Provided entries:
*** Block opens ***

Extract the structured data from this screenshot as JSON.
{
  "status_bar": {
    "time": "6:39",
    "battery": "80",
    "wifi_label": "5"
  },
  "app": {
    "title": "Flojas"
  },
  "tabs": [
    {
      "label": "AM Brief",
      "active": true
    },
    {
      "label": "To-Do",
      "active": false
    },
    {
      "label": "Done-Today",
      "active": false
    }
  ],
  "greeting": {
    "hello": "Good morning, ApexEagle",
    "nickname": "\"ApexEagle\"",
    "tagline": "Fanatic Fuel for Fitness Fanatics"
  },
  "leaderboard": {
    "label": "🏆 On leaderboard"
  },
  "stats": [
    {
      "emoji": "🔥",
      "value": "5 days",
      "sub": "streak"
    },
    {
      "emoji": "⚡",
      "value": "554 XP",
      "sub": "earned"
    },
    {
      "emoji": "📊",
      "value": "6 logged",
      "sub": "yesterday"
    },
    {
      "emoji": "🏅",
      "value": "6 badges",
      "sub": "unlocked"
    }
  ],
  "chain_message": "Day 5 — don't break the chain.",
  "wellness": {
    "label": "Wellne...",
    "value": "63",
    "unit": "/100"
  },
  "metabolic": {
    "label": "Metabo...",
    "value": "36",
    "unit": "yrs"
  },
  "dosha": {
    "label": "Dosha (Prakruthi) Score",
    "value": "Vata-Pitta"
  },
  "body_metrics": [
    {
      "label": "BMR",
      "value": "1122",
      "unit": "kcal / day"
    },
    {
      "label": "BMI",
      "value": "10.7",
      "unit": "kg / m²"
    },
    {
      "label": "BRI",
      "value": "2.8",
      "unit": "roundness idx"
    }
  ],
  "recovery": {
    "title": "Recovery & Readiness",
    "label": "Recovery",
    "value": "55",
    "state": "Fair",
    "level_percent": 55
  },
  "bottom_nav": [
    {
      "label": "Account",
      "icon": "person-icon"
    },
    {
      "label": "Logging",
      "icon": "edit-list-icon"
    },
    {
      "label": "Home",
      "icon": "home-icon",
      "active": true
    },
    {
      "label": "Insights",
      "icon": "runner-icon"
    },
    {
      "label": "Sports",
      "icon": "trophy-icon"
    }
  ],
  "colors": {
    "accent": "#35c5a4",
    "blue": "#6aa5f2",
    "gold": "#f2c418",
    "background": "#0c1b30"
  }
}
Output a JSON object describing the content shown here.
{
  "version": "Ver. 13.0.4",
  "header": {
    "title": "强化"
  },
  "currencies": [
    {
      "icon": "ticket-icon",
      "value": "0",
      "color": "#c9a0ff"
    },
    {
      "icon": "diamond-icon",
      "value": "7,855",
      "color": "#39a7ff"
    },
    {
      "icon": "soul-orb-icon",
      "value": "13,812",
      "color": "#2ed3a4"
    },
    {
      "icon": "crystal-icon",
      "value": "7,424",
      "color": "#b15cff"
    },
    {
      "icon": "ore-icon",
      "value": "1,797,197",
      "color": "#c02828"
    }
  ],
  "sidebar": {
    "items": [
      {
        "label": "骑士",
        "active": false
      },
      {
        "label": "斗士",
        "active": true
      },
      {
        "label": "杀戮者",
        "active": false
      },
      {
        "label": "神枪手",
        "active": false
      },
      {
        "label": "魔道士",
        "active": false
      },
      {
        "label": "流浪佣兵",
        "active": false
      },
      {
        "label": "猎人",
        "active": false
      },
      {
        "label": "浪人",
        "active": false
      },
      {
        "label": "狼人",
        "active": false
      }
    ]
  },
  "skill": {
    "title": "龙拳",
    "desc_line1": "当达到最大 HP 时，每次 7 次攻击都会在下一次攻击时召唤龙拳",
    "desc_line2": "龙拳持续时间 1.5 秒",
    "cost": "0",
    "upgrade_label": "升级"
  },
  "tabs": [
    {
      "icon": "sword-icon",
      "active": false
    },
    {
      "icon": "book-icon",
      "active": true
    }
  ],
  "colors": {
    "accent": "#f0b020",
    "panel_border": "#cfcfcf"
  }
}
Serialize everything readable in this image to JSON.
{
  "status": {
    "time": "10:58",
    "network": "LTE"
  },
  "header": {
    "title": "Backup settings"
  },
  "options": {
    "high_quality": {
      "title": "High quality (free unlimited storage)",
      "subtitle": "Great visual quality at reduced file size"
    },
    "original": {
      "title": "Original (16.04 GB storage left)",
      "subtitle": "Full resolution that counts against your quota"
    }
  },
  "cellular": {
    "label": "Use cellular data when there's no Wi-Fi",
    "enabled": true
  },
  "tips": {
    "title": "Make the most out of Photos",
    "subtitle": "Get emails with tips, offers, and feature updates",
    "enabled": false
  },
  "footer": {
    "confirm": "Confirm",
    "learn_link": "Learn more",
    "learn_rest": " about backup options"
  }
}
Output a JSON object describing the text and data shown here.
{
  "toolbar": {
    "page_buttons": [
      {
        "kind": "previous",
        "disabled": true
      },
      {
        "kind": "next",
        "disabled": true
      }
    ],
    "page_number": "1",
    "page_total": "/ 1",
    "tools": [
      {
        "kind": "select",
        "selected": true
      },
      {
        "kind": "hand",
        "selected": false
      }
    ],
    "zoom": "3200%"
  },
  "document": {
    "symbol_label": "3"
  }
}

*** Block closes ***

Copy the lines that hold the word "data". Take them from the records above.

Solution for this task:
Extract the structured data from this screenshot as JSON.
    "label": "Use cellular data when there's no Wi-Fi",
Output a JSON object describing the text and data shown here.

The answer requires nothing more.